▶ [Data provided]:
......

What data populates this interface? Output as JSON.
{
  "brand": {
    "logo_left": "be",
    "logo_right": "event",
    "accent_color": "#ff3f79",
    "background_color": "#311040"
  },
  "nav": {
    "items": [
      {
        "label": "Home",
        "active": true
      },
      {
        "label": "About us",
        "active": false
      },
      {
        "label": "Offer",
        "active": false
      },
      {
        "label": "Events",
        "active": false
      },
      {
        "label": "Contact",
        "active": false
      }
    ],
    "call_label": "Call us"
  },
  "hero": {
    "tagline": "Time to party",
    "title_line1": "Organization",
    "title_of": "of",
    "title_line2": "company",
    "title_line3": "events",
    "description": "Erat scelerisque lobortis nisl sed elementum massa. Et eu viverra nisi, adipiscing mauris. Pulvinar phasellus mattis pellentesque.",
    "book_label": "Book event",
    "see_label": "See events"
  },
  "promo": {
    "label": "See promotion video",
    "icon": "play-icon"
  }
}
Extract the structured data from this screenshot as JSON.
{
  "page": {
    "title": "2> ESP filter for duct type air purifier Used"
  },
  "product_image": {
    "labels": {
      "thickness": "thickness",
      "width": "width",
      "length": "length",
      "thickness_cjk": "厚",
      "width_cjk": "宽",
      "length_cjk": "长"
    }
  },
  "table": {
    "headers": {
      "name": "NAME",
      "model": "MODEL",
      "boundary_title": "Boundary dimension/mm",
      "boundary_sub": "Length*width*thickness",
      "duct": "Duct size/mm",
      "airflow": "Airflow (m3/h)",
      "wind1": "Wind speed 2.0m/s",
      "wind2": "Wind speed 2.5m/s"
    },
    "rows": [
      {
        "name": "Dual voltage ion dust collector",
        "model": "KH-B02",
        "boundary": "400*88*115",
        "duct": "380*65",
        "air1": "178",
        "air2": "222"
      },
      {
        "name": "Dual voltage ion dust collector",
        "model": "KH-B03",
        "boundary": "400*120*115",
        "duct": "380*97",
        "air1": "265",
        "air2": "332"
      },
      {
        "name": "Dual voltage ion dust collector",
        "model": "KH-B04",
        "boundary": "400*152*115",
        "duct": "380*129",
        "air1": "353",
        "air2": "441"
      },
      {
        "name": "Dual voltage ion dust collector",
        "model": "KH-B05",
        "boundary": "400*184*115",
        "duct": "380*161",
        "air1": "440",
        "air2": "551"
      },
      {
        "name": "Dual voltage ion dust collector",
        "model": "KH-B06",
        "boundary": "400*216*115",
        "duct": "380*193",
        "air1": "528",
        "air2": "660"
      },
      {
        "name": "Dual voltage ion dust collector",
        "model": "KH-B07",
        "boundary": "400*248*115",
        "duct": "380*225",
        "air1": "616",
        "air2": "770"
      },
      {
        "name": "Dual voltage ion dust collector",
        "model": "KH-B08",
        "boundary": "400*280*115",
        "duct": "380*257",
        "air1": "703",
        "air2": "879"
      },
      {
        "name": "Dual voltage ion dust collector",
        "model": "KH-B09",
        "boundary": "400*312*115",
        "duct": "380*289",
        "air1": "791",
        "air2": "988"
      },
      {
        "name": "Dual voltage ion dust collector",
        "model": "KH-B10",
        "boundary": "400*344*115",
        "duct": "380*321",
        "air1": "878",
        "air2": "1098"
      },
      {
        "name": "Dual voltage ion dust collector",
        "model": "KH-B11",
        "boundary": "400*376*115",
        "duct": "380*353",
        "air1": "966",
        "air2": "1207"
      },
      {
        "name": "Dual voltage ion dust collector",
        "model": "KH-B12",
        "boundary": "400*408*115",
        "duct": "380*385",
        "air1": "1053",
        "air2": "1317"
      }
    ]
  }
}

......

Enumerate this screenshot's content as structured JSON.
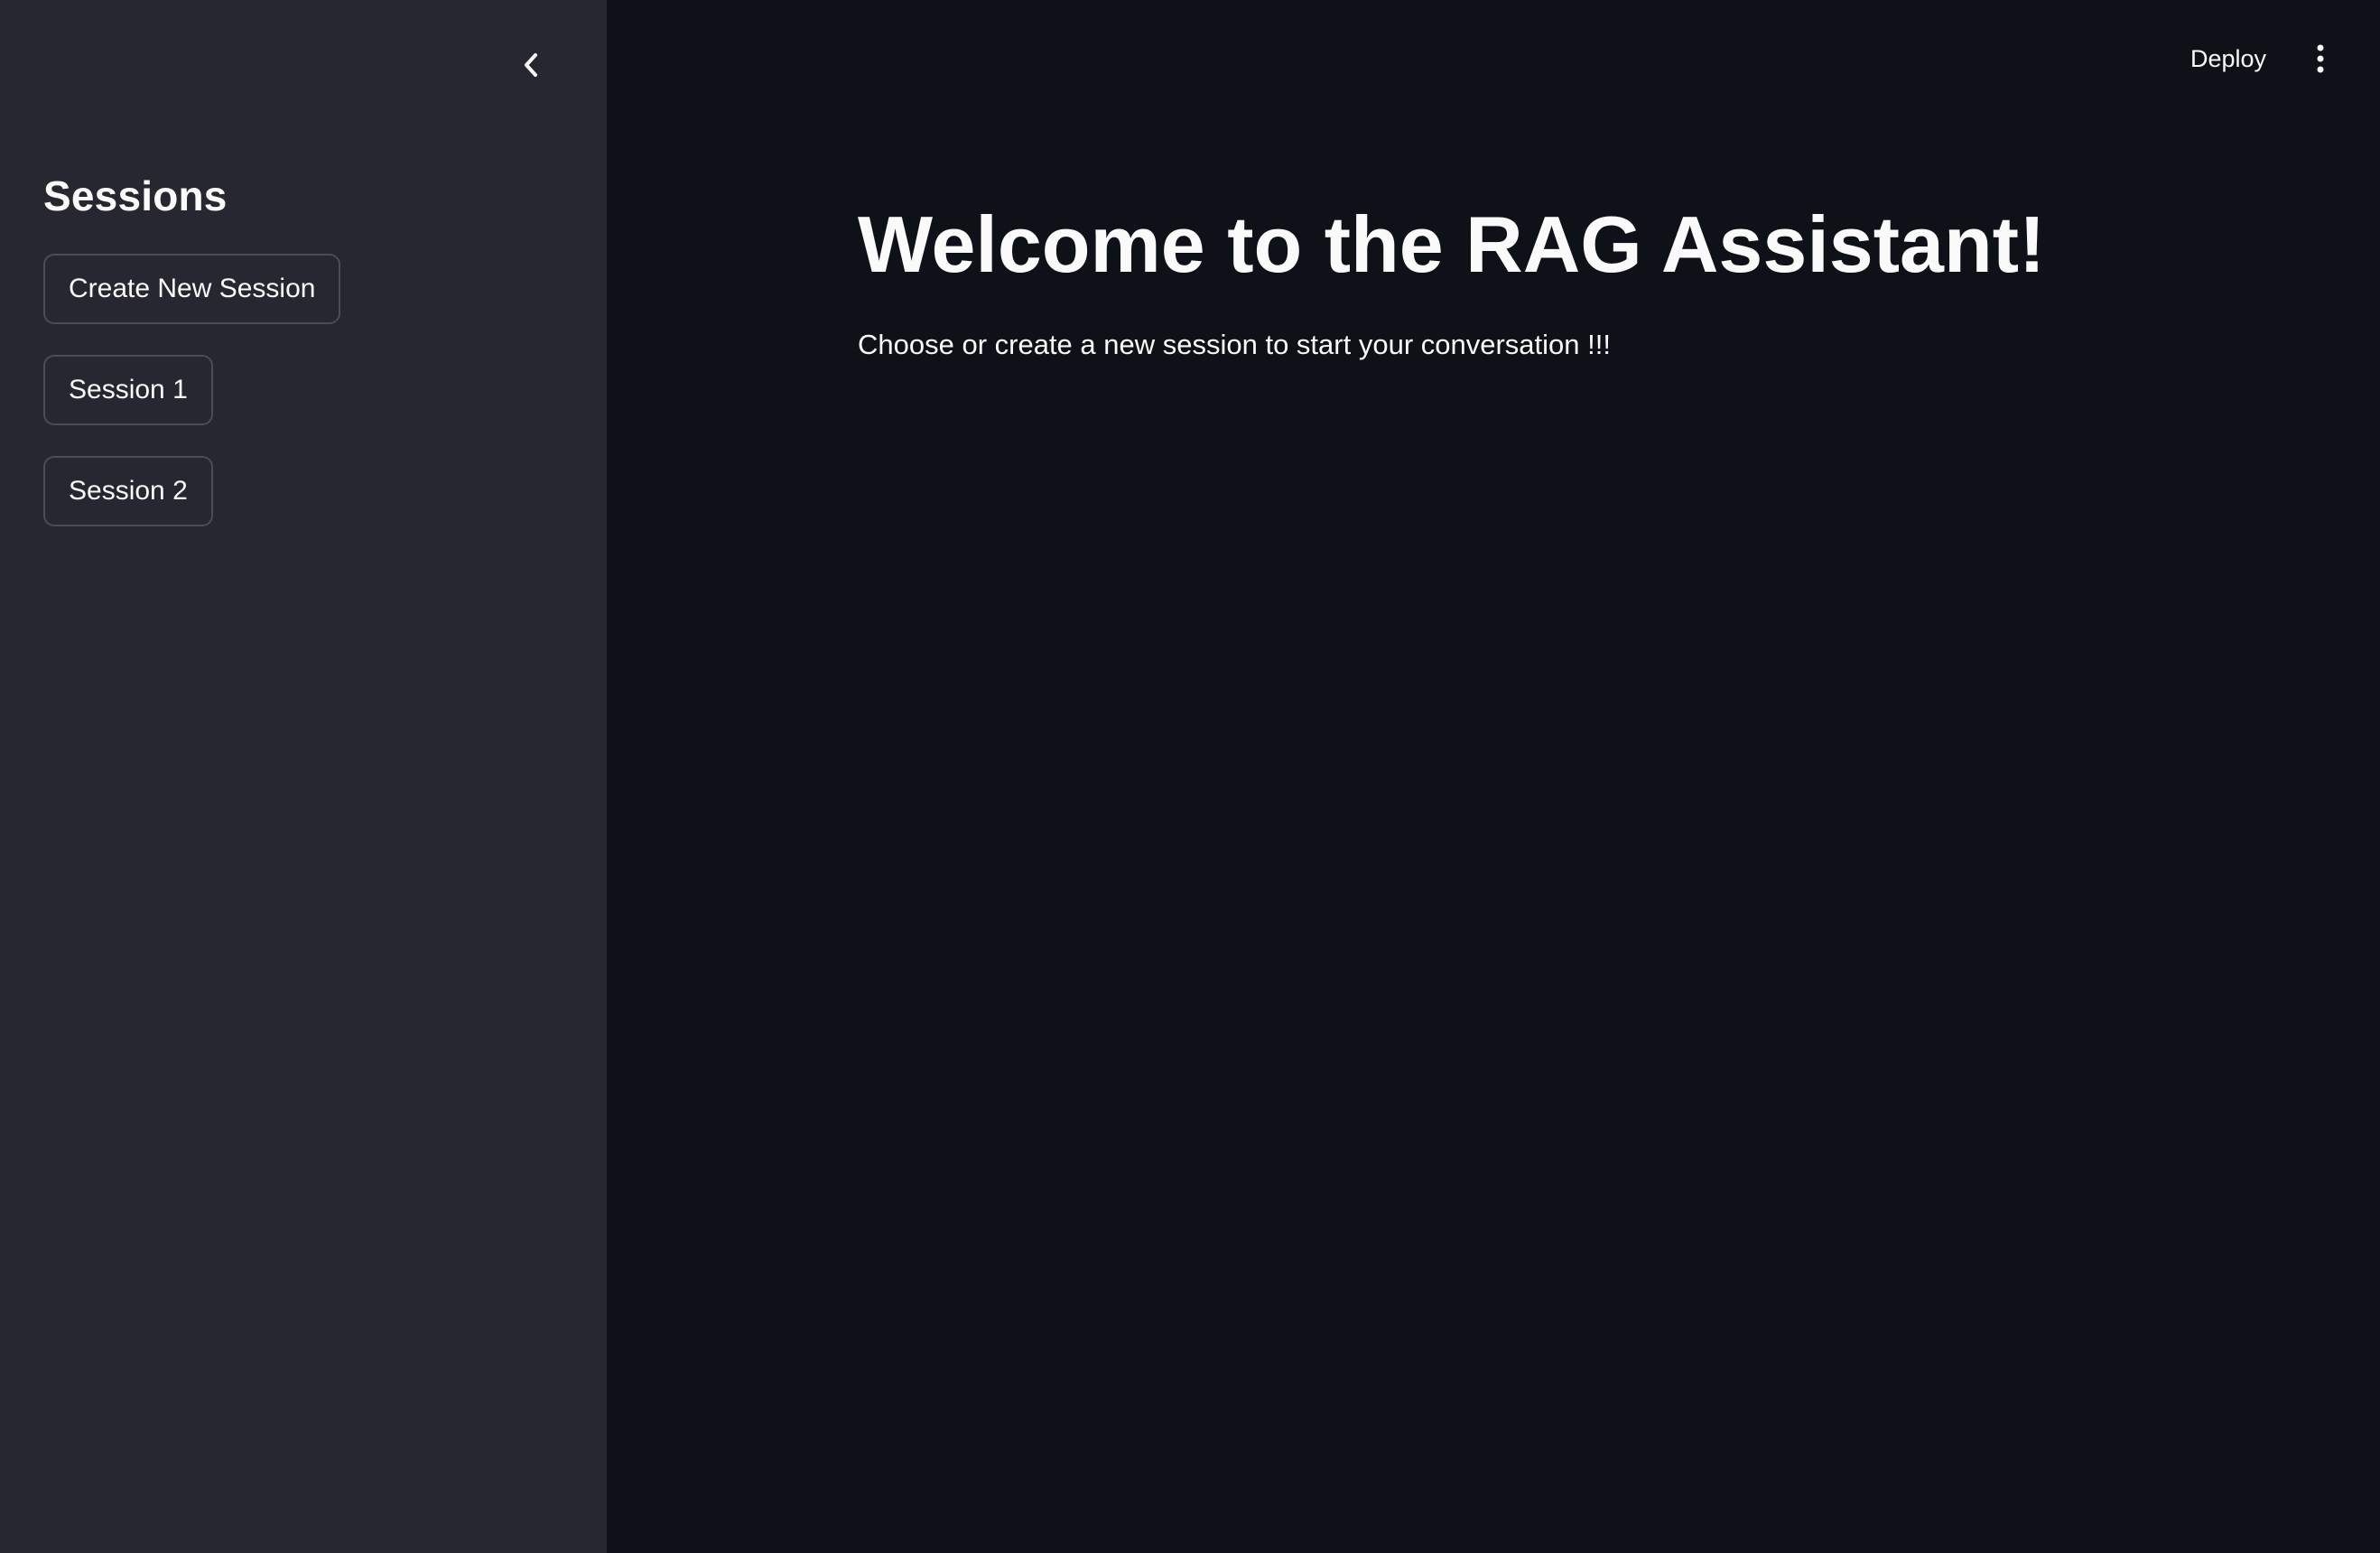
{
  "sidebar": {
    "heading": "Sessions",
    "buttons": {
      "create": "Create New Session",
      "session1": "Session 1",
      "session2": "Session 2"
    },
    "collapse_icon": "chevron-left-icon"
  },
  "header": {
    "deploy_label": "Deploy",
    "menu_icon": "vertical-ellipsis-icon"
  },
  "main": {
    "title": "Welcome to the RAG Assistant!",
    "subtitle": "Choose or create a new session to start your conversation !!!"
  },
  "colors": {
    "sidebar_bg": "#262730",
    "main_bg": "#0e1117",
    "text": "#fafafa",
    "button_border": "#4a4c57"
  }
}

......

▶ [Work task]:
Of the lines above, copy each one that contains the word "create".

▶ [Output]:
      "create": "Create New Session",
    "subtitle": "Choose or create a new session to start your conversation !!!"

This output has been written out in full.